Do you own a pair of spectacles for near vision and another to see distant objects?
Or you have bifocal spectacles that have a lower part of the lens for near vision and upper part for the distant vision?
Although the idea of owning two pairs of glasses, each for a different purpose, doesn’t sound awful; practically, it is not easy to step out each time with two specs and constantly removing one and wearing the other.
When human eyes age above 40 years, their muscles start to lose the accommodative power. The power of accommodation is what gives eyes the ability to look a far way object immediately after a nearby object. The eyes can accommodate this quick. But with age, this power is weakened. Consequently, both the far- and the near-vision gets affected.
The eyes may be weak even before reaching the age of 40. According to the World Health Organization record till 2004 around 153 million people were visually impaired due to refractive errors. So it is not only the 40+ who are affected. Some struggle seeing nearby objects while others get a blurry vision while reading or seeing something at a distance, but this gets worse with age.
The cost of the vision test and spectacles add to the hassle.
With ProperFocus, there is some good news for the ones struggling with the vision. This technology has revolutionized the whole concept. With ProperFocus, a person can self-adjust according to the visual deficit. There are small dials on the sides of the lenses with which a person can magnify while seeing a nearby object and can also adjust to see distant objects.
These affordable and adjustable glasses take seconds to give customized vision correction.
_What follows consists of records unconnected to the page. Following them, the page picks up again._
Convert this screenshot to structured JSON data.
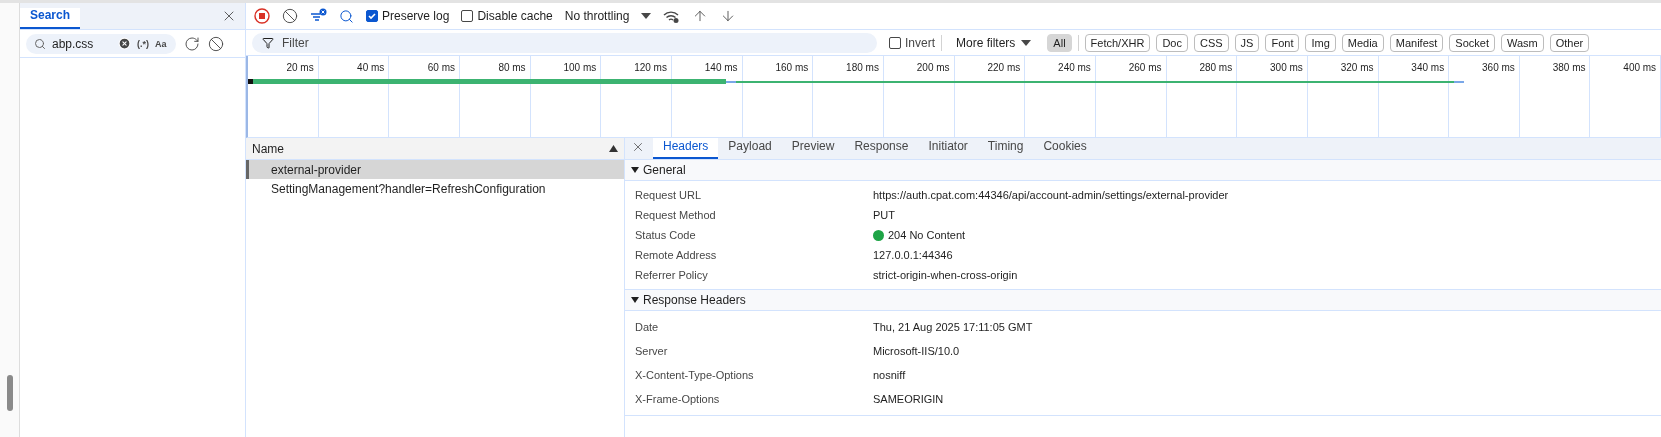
{
  "search_panel": {
    "tab": "Search",
    "query": "abp.css",
    "regex_toggle": "(.*)",
    "case_toggle": "Aa"
  },
  "toolbar": {
    "preserve_log": {
      "label": "Preserve log",
      "checked": true
    },
    "disable_cache": {
      "label": "Disable cache",
      "checked": false
    },
    "throttling": "No throttling"
  },
  "filter_bar": {
    "placeholder": "Filter",
    "invert": {
      "label": "Invert",
      "checked": false
    },
    "more_filters": "More filters",
    "types": [
      {
        "label": "All",
        "selected": true
      },
      {
        "label": "Fetch/XHR",
        "selected": false
      },
      {
        "label": "Doc",
        "selected": false
      },
      {
        "label": "CSS",
        "selected": false
      },
      {
        "label": "JS",
        "selected": false
      },
      {
        "label": "Font",
        "selected": false
      },
      {
        "label": "Img",
        "selected": false
      },
      {
        "label": "Media",
        "selected": false
      },
      {
        "label": "Manifest",
        "selected": false
      },
      {
        "label": "Socket",
        "selected": false
      },
      {
        "label": "Wasm",
        "selected": false
      },
      {
        "label": "Other",
        "selected": false
      }
    ]
  },
  "timeline": {
    "ticks": [
      "20 ms",
      "40 ms",
      "60 ms",
      "80 ms",
      "100 ms",
      "120 ms",
      "140 ms",
      "160 ms",
      "180 ms",
      "200 ms",
      "220 ms",
      "240 ms",
      "260 ms",
      "280 ms",
      "300 ms",
      "320 ms",
      "340 ms",
      "360 ms",
      "380 ms",
      "400 ms"
    ]
  },
  "requests": {
    "column": "Name",
    "rows": [
      {
        "name": "external-provider",
        "selected": true
      },
      {
        "name": "SettingManagement?handler=RefreshConfiguration",
        "selected": false
      }
    ]
  },
  "details": {
    "tabs": [
      {
        "label": "Headers",
        "selected": true
      },
      {
        "label": "Payload",
        "selected": false
      },
      {
        "label": "Preview",
        "selected": false
      },
      {
        "label": "Response",
        "selected": false
      },
      {
        "label": "Initiator",
        "selected": false
      },
      {
        "label": "Timing",
        "selected": false
      },
      {
        "label": "Cookies",
        "selected": false
      }
    ],
    "sections": [
      {
        "title": "General",
        "expanded": true,
        "rows": [
          {
            "key": "Request URL",
            "value": "https://auth.cpat.com:44346/api/account-admin/settings/external-provider"
          },
          {
            "key": "Request Method",
            "value": "PUT"
          },
          {
            "key": "Status Code",
            "value": "204 No Content",
            "color": "#1ea446"
          },
          {
            "key": "Remote Address",
            "value": "127.0.0.1:44346"
          },
          {
            "key": "Referrer Policy",
            "value": "strict-origin-when-cross-origin"
          }
        ]
      },
      {
        "title": "Response Headers",
        "expanded": true,
        "rows": [
          {
            "key": "Date",
            "value": "Thu, 21 Aug 2025 17:11:05 GMT"
          },
          {
            "key": "Server",
            "value": "Microsoft-IIS/10.0"
          },
          {
            "key": "X-Content-Type-Options",
            "value": "nosniff"
          },
          {
            "key": "X-Frame-Options",
            "value": "SAMEORIGIN"
          }
        ]
      }
    ]
  }
}
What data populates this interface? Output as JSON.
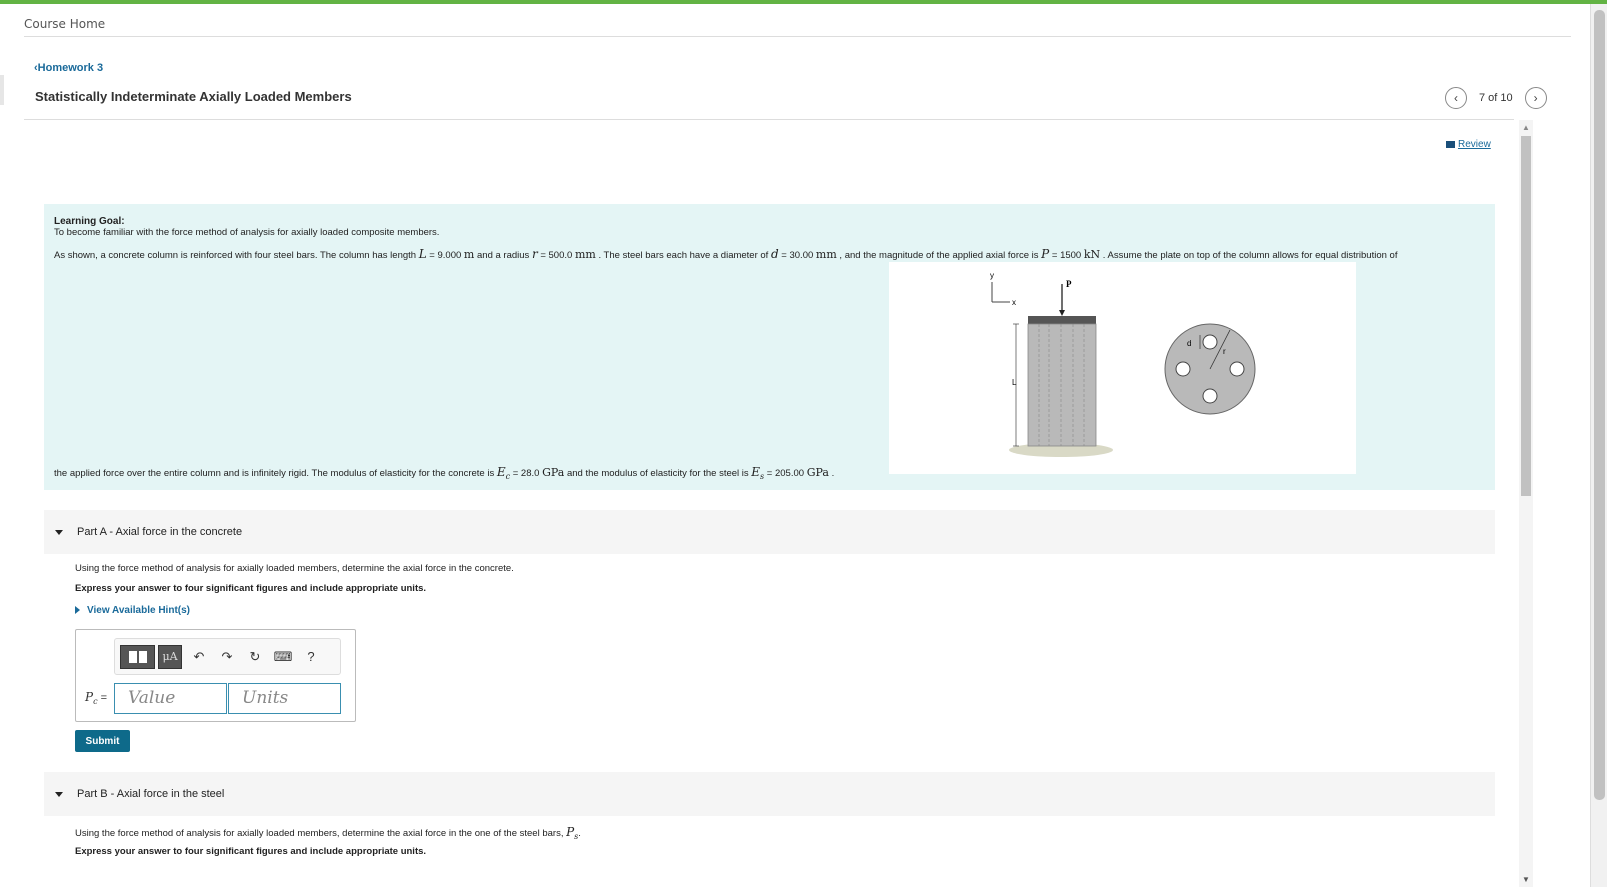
{
  "header": {
    "course_home": "Course Home",
    "back_link": "Homework 3",
    "title": "Statistically Indeterminate Axially Loaded Members",
    "pager": {
      "position": "7 of 10"
    },
    "review": "Review"
  },
  "problem": {
    "learning_goal_label": "Learning Goal:",
    "learning_goal_text": "To become familiar with the force method of analysis for axially loaded composite members.",
    "para1": {
      "a": "As shown, a concrete column is reinforced with four steel bars. The column has length ",
      "L_var": "L",
      "L_val": " = 9.000 ",
      "L_unit": "m",
      "b": " and a radius ",
      "r_var": "r",
      "r_val": " = 500.0 ",
      "r_unit": "mm",
      "c": " . The steel bars each have a diameter of ",
      "d_var": "d",
      "d_val": " = 30.00 ",
      "d_unit": "mm",
      "e": " , and the magnitude of the applied axial force is ",
      "P_var": "P",
      "P_val": " = 1500 ",
      "P_unit": "kN",
      "f": " . Assume the plate on top of the column allows for equal distribution of"
    },
    "para2": {
      "a": "the applied force over the entire column and is infinitely rigid. The modulus of elasticity for the concrete is ",
      "Ec_var": "E",
      "Ec_sub": "c",
      "Ec_val": " = 28.0 ",
      "Ec_unit": "GPa",
      "b": " and the modulus of elasticity for the steel is ",
      "Es_var": "E",
      "Es_sub": "s",
      "Es_val": " = 205.00 ",
      "Es_unit": "GPa",
      "c": " ."
    },
    "figure": {
      "axis_y": "y",
      "axis_x": "x",
      "force": "P",
      "length": "L",
      "diameter": "d",
      "radius": "r"
    }
  },
  "partA": {
    "label": "Part A",
    "name": "Axial force in the concrete",
    "instruction": "Using the force method of analysis for axially loaded members, determine the axial force in the concrete.",
    "express": "Express your answer to four significant figures and include appropriate units.",
    "hint": "View Available Hint(s)",
    "answer_label_var": "P",
    "answer_label_sub": "c",
    "answer_label_eq": " =",
    "value_placeholder": "Value",
    "units_placeholder": "Units",
    "toolbar": {
      "mu_label": "μA",
      "help": "?"
    },
    "submit": "Submit"
  },
  "partB": {
    "label": "Part B",
    "name": "Axial force in the steel",
    "instruction": "Using the force method of analysis for axially loaded members, determine the axial force in the one of the steel bars, ",
    "instruction_var": "P",
    "instruction_sub": "s",
    "instruction_end": ".",
    "express": "Express your answer to four significant figures and include appropriate units."
  },
  "colors": {
    "accent_green": "#62b344",
    "link_blue": "#1a6a9a",
    "panel_teal": "#e4f5f5",
    "submit_blue": "#0e6a8a"
  }
}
With scratch-resistant glass and the adjustable nose pads, the glasses are comfortable to wear for longer durations. The lenses are shock-resistant too.
Do they have designs for both genders?
ProperFocus™ has unisex designs that are suitable for any age group.
Does the glass protect from UV light?
Yes, the glasses have been designed to protect against UV light and the blue screen light too.
Is the optical prescription needed?
The prescription is optional. Either the wearer can sacrifice some time to adjust the power/magnification using the dials till a clear vision is attained, or the user can take the ProperFocus glasses to the optometrist for the first time to get the power adjusted.
With the ever-growing technology, much more is on the horizon for making life easier for those with visual deficits!